>>>>>
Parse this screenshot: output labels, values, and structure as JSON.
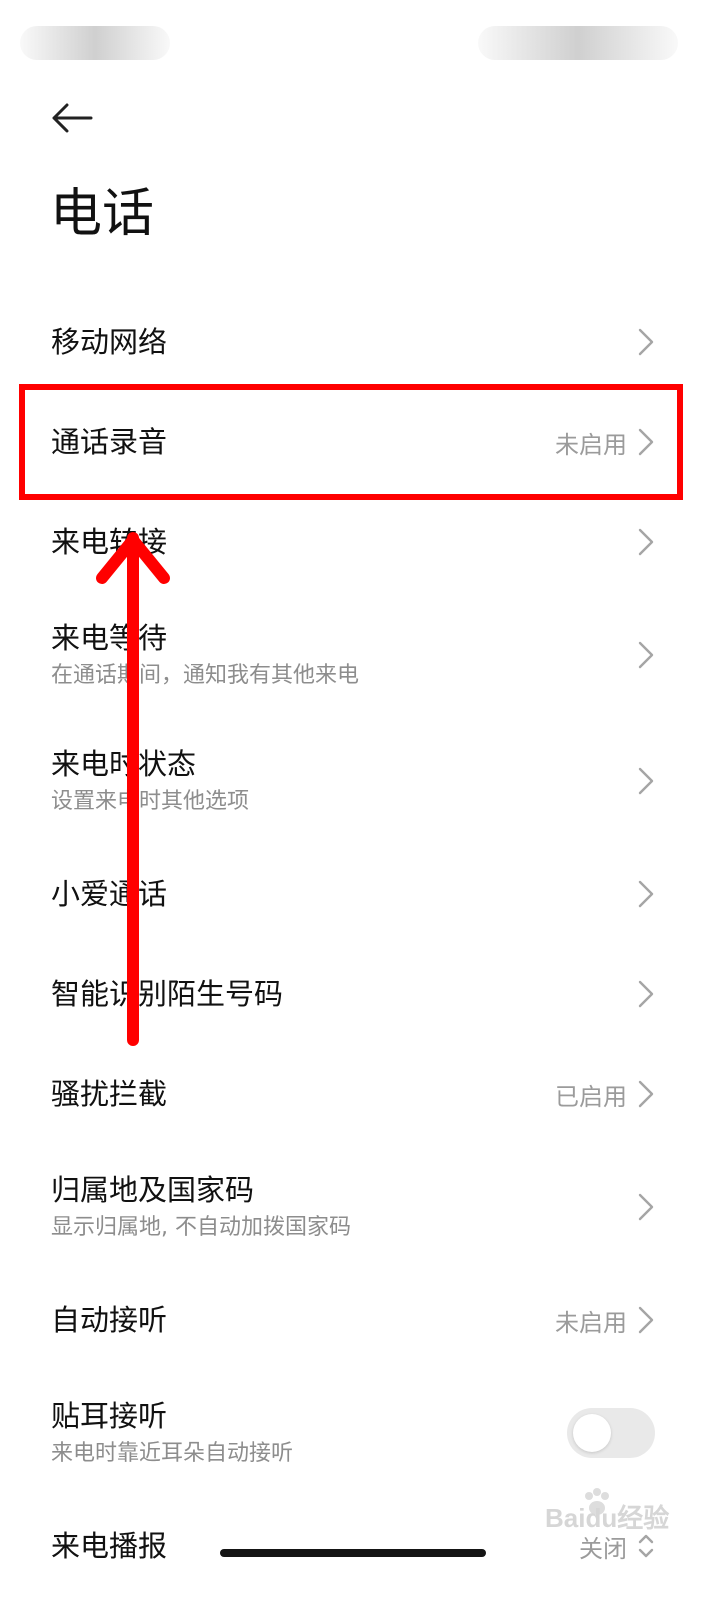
{
  "header": {
    "title": "电话"
  },
  "settings": [
    {
      "title": "移动网络",
      "control": "chevron"
    },
    {
      "title": "通话录音",
      "value": "未启用",
      "control": "chevron",
      "highlighted": true
    },
    {
      "title": "来电转接",
      "control": "chevron"
    },
    {
      "title": "来电等待",
      "subtitle": "在通话期间，通知我有其他来电",
      "control": "chevron"
    },
    {
      "title": "来电时状态",
      "subtitle": "设置来电时其他选项",
      "control": "chevron"
    },
    {
      "title": "小爱通话",
      "control": "chevron"
    },
    {
      "title": "智能识别陌生号码",
      "control": "chevron"
    },
    {
      "title": "骚扰拦截",
      "value": "已启用",
      "control": "chevron"
    },
    {
      "title": "归属地及国家码",
      "subtitle": "显示归属地, 不自动加拨国家码",
      "control": "chevron"
    },
    {
      "title": "自动接听",
      "value": "未启用",
      "control": "chevron"
    },
    {
      "title": "贴耳接听",
      "subtitle": "来电时靠近耳朵自动接听",
      "control": "toggle",
      "toggle_on": false
    },
    {
      "title": "来电播报",
      "value": "关闭",
      "control": "dropdown"
    }
  ],
  "watermark": {
    "text": "Baidu经验"
  },
  "colors": {
    "annotation": "#ff0000",
    "subtitle": "#8d8d8d",
    "value": "#9b9b9b"
  },
  "icons": {
    "back": "arrow-left-icon",
    "row": "chevron-right-icon",
    "dropdown": "chevron-updown-icon"
  }
}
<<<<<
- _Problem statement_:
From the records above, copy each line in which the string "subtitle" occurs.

- _Solution to this exercise_:
      "subtitle": "在通话期间，通知我有其他来电",
      "subtitle": "设置来电时其他选项",
      "subtitle": "显示归属地, 不自动加拨国家码",
      "subtitle": "来电时靠近耳朵自动接听",
    "subtitle": "#8d8d8d",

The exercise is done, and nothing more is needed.